China backtracks on lifting Facebook, Twitter ban in Shanghai FTZBy Michele Penna Oct 04, 2013 4:16PM UTC
“You can finally use Facebook and Twitter in Shanghai! No, actually you cannot. Wait, we’re not sure.” This pretty much sums up what is known about the possibility of accessing these social networks – along with the New York Times’ website, which has been blocked following a clash with Chinese authorities – in the new Free Trade Zone in Shanghai.
Inside the zone, which covers 28 square kilometers and was launched last Sunday, companies will enjoy looser regulations in a variety of sectors, from services to videogames. Most reforms should come gradually in the next three years, but the project is already being hailed as a possible turning point and comparisons have been drawn with the opening of the Shenzhen Special Economic Zone in 1980, at the time a ground-breaking initiative. Chen Bingcai, a researcher at the Chinese Academy of Governance, told Xinhua News Agency that “nationally, the FTZ is seen as a testing ground for new policies and reform,” and “will take the lead in driving growth in the Yangtze River Delta and even the entire nation.”
Along with the economic importance of the project, what has grabbed many headlines was the possibility that non-Chinese social networks and other banned websites could be accessed freely inside the area. The rumor began to circulate on September 25, when the South China Morning Post quoted unnamed official sources as saying that one of the perks of the Free Trade Zone would be access to the wider web. Excitment followed: western social media have been banned since 2009 and reopening them might be a sign of political liberalization.
On September 27, the State Council issued a note which added fuel to the fire: “under the premise of securing information safety on the internet, foreign companies are allowed to operate some special forms of value-added telecommunication services, if it involves or goes beyond the laws and regulations, the State Council has to give its consent.” Twitter and Facebook rightfully fall into the category of “foreign telecommunication services” and one would be tempted to think that there was a chance for a comeback.

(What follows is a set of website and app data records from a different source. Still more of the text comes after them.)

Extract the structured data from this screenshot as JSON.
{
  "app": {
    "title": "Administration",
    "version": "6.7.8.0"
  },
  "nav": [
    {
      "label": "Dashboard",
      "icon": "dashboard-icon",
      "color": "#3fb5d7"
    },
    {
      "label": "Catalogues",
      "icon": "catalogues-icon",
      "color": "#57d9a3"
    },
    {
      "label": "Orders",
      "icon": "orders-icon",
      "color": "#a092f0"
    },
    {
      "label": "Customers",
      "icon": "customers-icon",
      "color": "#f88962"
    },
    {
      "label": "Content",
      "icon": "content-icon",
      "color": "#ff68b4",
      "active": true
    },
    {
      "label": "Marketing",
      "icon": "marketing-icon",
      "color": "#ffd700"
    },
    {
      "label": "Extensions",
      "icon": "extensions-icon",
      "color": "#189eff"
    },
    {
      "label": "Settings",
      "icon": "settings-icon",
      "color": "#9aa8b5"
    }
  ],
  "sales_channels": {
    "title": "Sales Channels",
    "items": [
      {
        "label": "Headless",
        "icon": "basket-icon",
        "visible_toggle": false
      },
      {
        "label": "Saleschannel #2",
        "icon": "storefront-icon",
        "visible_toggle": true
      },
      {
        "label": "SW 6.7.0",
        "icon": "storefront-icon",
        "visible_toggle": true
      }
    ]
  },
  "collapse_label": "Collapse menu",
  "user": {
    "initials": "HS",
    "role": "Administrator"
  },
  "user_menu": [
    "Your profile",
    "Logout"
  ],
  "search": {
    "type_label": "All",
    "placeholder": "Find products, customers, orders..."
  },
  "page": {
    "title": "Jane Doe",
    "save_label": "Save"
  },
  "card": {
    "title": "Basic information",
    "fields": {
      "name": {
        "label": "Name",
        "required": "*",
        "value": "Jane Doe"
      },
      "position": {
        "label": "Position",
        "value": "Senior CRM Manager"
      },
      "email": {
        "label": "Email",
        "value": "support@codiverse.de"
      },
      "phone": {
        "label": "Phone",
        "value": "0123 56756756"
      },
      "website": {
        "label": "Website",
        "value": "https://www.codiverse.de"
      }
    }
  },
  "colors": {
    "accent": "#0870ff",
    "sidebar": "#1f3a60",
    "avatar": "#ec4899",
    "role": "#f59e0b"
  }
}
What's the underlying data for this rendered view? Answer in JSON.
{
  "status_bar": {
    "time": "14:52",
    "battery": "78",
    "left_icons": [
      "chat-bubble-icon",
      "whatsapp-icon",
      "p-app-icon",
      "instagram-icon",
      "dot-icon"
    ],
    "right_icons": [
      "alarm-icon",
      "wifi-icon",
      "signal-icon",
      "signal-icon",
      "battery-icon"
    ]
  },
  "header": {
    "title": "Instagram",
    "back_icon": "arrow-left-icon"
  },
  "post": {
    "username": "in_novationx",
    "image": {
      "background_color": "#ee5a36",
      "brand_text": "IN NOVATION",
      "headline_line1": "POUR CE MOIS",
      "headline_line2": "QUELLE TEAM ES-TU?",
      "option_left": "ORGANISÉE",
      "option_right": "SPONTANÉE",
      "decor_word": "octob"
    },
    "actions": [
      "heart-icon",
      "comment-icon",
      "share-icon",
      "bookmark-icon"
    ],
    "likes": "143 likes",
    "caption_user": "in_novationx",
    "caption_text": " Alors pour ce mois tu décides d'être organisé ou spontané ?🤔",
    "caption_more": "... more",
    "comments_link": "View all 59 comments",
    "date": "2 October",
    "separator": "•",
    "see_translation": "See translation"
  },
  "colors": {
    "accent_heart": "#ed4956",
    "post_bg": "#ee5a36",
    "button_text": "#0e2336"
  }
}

Expectations grew fast, but a cold shower was just ar0und the corner. On the same day of the State Council’s statement, Xinhua quoted “relevant staff from the regulatory committee of the Shanghai Free Trade Zone” as saying that that the internet in the Free Trade Zone will be “managed by law with no exceptions”. No Twitter and/or Facebook, it seemed. The report, however, had a tricky ending: it repeated the State Council line, the one which looked benign to foreign social networks, giving the impression that not all hope is lost.
In the past few days, Chinese social networks and the media have been mostly silent on the issue, but one thing is clear: given the information made public, the government can pretty much defend any decision it will take. If social networks are not accessible it is because there is “no exception,” or because only some of them have been granted permission to operate. If they are available, it is because “foreign companies are allowed to operate some value-added telecommunication services.” If they are working now but will be closed in the future it is because they constitute a concern and go beyond the law, which means that the State Council has denied its approval.
As to finding out the reasons of such confusion, you need to jump from reading law jargon to reading tea leaves. A possible explanation might be that Chinese leaders, in a rush to show their willingness to reform the country at a time of economic slow-down, have not considered what to do in detail. But this would be rather unusual for them: freedom of expression in the People’s Republic is a hot topic on the media all around the world and officials would likely have thought of this issue before coming out with their plan. Then, it might be that at first the consensus was to provide full access but then the administration had second thoughts and opted for a more nuanced approach, or that there are conflicting opinions inside the administration. No one knows for sure: reading tea leaves is notoriously hard.